One of the biggest mistakes a club director can make is not fully appreciating how much work goes into managing and understanding the financial aspects of running a volleyball club. Many club owners are athletes and/or coaches first, without a formal business background, which can result in challenges as they navigate through the year.
The first step in forming a volleyball club is having a business plan that aligns with your vision and philosophy of what kind of club you want to be. In order for your club to be everything you want it to be, you need to have a business plan that supports your goals. In the first few years, new club directors often lack the ability and/or discipline to follow their business plan and accomplish their goals because they struggle with the financial aspect of running their club.
Due to the amount of time that needs to be allocated to accounting, budgeting, and finances, a club director can unexpectedly be forced to sacrifice aspects of managing their coaching staff and day to day operations of the business. Here are a few steps a club director can take to balance business operations and the club training and coach management that comes with running a junior volleyball club.
Invest in a Bookkeeper or Business Manager
Spend the money and hire someone who can set your club up for success from a financial standpoint so you don’t find yourself buried in spreadsheets and unable to focus on the day to day volleyball operations of your club. You can start by consulting with an accountant for strategic planning, tax planning and revenue/expense planning. The accountant can help you develop a solid financial framework so that you can effectively manage the business.
If the day-to-day financial aspects of your operation are overwhelming you, consider hiring a bookkeeper to manage the basic financial aspects of the club. Having someone solely focused on the financials can streamline simple or complex financial decisions through evaluation of income statements, and budget reviews, as well as projections. This position can be full-time or part-time and focus on revenue collection and accounts payable.
If your challenges expand beyond those areas, consider hiring a Business Manager, who can manage those responsibilities as well as a variety of other “off-the-court” responsibilities, including scheduling, facility rental/operations, travel, hotels, staffing, etc. These positions could cost you anywhere from $1,000-$5,000 per month, but would be money well spent.

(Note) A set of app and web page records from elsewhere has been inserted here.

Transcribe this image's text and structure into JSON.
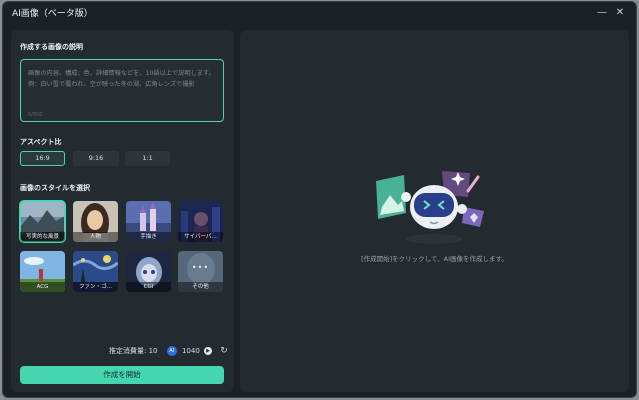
{
  "window": {
    "title": "AI画像（ベータ版）",
    "minimize_glyph": "—",
    "close_glyph": "✕"
  },
  "left": {
    "description_label": "作成する画像の説明",
    "description_placeholder": "画像の内容、構成、色、詳細情報などを、10語以上で説明します。例：白い雪で覆われ、空が映った冬の湖、広角レンズで撮影",
    "description_counter": "0/800",
    "aspect_label": "アスペクト比",
    "aspect_options": [
      {
        "label": "16:9",
        "selected": true
      },
      {
        "label": "9:16",
        "selected": false
      },
      {
        "label": "1:1",
        "selected": false
      }
    ],
    "style_label": "画像のスタイルを選択",
    "styles": [
      {
        "label": "写実的な風景",
        "selected": true
      },
      {
        "label": "人物",
        "selected": false
      },
      {
        "label": "手描き",
        "selected": false
      },
      {
        "label": "サイバーパ…",
        "selected": false
      },
      {
        "label": "ACG",
        "selected": false
      },
      {
        "label": "ファン・ゴ…",
        "selected": false
      },
      {
        "label": "CGI",
        "selected": false
      },
      {
        "label": "その他",
        "selected": false
      }
    ],
    "more_dots": "•••",
    "cost_label": "推定消費量: 10",
    "ai_badge": "AI",
    "credits": "1040",
    "create_button": "作成を開始"
  },
  "right": {
    "hint": "[作成開始]をクリックして、AI画像を作成します。"
  },
  "colors": {
    "accent": "#45d6b0",
    "panel": "#232a30",
    "background": "#1c2126"
  }
}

Checks and Balances
Once you hire a bookkeeper or business manager it will be beneficial to meet on a regular basis to create and update programs, while also reviewing financial matters to decide what is feasible in a financial and execution sense. This way you can review your club’s main revenue streams, and ensure you are hitting your numbers and taking the steps necessary to hit your goals. These meetings can occur informally on a weekly or bi-weekly basis, and informally every quarter for a newer club, and every 6 months (pre-season and mid-season) for an established club.
Focus on Your Coaching Staff and Product
We often hear club directors stress about the various hats they have to wear on a daily basis, and feeling like they can’t do anything to the best of their ability because they are spread so thin. Now that you have someone on staff taking the bookkeeping and/or business management off of your plate, you can refocus your time and energy on your passion (coaching) and the lifeline of your volleyball club (coaching staff). In addition, you’ll find time to complete those projects that you’ve put off because you couldn’t find the time to get to them.
Club Directors, especially mid-season, recognize when their plates are full and their heads are spinning in different directions. Take action proactively and make sure you have a team in place to help you run your business. Your members, your coaching staff, and most importantly you, will be happier, more organized, and better equipped to lead your club toward a successful future.
This article was written by Briana Schunzel, JVA Director of Marketing, Education and Partner Development.